EXERCISE DATA below:
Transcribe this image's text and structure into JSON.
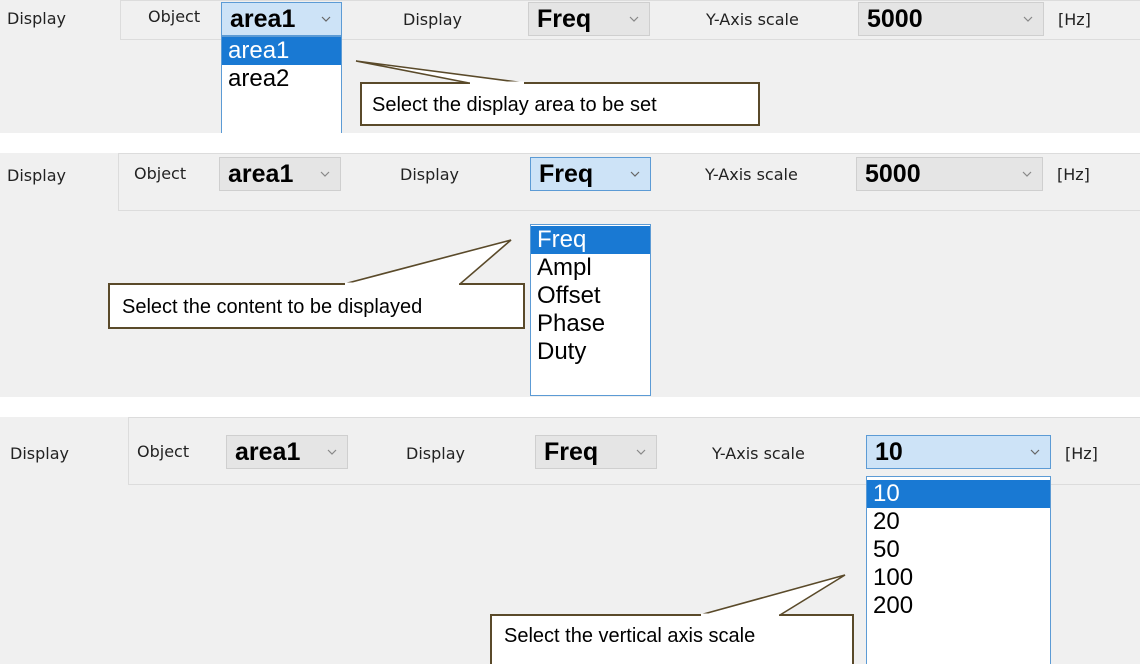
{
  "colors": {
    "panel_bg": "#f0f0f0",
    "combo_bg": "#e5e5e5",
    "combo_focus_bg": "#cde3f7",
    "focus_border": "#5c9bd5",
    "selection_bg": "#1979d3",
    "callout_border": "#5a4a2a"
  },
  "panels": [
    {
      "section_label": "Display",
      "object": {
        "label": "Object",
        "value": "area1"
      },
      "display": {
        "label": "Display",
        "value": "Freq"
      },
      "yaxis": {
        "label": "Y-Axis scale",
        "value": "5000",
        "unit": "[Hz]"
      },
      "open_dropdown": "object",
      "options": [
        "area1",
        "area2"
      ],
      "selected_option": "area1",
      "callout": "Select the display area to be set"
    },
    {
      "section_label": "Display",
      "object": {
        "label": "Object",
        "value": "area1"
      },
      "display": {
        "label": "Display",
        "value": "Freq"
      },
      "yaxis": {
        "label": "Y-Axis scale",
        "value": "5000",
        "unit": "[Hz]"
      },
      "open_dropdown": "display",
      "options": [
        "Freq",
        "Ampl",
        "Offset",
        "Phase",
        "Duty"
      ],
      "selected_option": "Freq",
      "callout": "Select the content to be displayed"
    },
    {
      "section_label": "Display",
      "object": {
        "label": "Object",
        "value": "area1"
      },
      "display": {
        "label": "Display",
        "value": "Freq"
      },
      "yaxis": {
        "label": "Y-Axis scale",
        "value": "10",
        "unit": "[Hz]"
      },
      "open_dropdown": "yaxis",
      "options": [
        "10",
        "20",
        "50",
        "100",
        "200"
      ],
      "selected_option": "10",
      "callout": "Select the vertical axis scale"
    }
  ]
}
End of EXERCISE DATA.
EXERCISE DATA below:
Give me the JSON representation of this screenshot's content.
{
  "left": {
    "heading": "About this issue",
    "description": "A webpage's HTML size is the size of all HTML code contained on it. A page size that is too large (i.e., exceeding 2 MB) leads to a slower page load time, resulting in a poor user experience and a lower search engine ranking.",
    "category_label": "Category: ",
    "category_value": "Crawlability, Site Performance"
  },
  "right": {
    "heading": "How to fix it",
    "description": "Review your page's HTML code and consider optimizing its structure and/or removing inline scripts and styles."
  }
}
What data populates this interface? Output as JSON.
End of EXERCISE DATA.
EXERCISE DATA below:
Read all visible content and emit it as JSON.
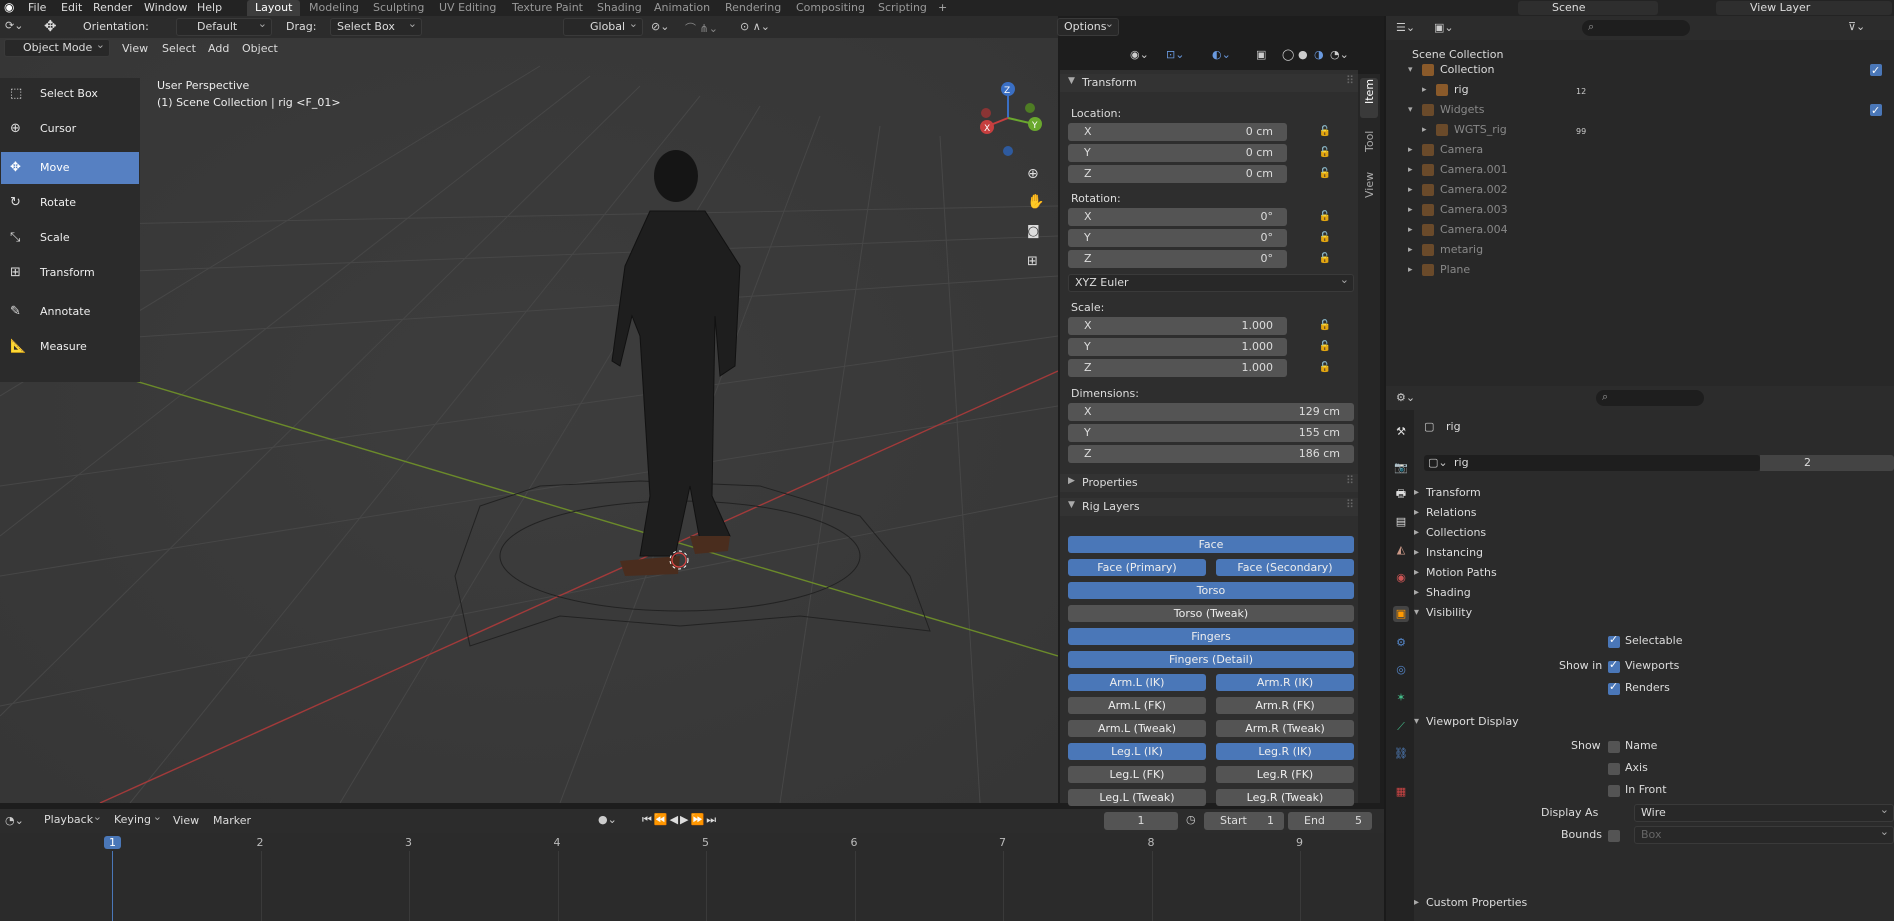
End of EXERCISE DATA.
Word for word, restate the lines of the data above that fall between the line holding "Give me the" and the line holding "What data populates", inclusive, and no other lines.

**YOUR RESPONSE:**
Give me the JSON representation of this screenshot's content.
{
  "left": {
    "heading": "About this issue",
    "description": "A webpage's HTML size is the size of all HTML code contained on it. A page size that is too large (i.e., exceeding 2 MB) leads to a slower page load time, resulting in a poor user experience and a lower search engine ranking.",
    "category_label": "Category: ",
    "category_value": "Crawlability, Site Performance"
  },
  "right": {
    "heading": "How to fix it",
    "description": "Review your page's HTML code and consider optimizing its structure and/or removing inline scripts and styles."
  }
}
What data populates this interface? Output as JSON.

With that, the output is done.